6. My husband and my children still think I’m sorta fun.
3. Assign this award to six other blogs and leave them a comment telling the blogger that you’ve assigned them this award.
I’d love to award this to some people but it wouldn’t be prudent. (You know who you are!) There are so many others, and this is a hard call but I’m pressing forward with:
Van Pan (Finally a manly award you can actually flaunt!)
If you are a tad squeamed out by the award, just ignore it. I never mean to offend!
Every year beginning when I was three, my mother and grandmother would take me to the Nutcracker. I grew up in Nashville, TN, and the ballet there was lovely and quite established. I would dress in my best Christmas dress, tights and patent leather shoes.
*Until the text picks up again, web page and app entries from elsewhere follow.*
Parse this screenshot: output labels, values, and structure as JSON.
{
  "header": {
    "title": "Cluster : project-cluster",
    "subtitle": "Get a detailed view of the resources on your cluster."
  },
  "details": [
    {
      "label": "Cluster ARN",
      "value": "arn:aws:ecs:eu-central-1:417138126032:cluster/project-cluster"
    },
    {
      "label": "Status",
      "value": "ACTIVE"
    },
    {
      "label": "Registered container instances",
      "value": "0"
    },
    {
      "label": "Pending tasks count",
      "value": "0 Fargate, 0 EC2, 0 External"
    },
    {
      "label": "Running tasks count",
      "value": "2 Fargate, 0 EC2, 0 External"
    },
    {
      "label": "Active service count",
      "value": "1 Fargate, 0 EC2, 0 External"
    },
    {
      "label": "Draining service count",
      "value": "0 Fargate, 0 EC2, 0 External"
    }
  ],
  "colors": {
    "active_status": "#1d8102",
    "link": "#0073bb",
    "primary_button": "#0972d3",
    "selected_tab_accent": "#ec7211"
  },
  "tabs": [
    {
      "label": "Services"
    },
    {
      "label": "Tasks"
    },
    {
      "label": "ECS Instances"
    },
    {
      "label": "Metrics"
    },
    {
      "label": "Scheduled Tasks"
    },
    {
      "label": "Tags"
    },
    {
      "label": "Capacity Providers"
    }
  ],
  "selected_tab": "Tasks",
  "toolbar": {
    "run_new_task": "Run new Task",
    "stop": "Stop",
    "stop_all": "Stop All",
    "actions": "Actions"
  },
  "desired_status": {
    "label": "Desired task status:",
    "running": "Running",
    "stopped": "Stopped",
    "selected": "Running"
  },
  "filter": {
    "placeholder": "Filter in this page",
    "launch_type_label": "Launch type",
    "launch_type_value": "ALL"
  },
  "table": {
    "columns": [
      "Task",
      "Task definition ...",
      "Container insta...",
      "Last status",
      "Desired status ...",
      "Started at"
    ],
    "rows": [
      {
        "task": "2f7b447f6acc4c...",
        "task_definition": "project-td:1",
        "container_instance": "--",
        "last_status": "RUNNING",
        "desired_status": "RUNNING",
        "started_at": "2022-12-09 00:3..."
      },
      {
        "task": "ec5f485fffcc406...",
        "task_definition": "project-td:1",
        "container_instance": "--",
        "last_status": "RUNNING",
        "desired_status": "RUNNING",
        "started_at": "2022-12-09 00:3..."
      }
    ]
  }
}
One year, I even had a tiny white fur muff with matching hat. I supposed looking back, this tradition meant a great deal more to me than I realized at the time. I have mourned its passing each year since I left for college, and then later when my grandmother died right before my wedding day.
This year, however, in a sort of unexpected blessing, the tradition was rekindled with my tiny Sue who is finally three. She’s old enough so sit through a ballet without wailing, talking incessantly or needing to nurse. Right before my eyes, God has transformed her from a chubby, bouncing toddler in to a tender-hearted, long-legged, inquisitive little girl.
I have written before about my pregnancy with Sue, and how, after two miscarriages, I longed for a healthy baby with a fervency I’d never felt before. I have many dear friends who have battled infertility for countless years. Some have ended their struggle with a biological child, and others with the grand blessing of adoption. I certainly cannot imagine those kinds of struggles, but I am certain that in loaning us Sue for a short time, God gave us His best.
So yesterday, when God blessed me with the chance to take my own smallish girl to the ballet, I relished in the event. I tried to capture many moments in my mind and in my heart.
Here she is waiting in great anticipation for the ballet to begin.
She sat riveted to her seat, mesmerized by the music and the dance. When we got up for intermission, she was worried that the ballet was over. When we came back after getting our candy and taking a potty break, she exclaimed, “Oh goody! We get to see it again!”
“Mama, I want to be there, on that stage, with them. I want to be there dancing with them. Can I be, Mama, can I do it?”
“Absolutely, sweetheart, absolutely.”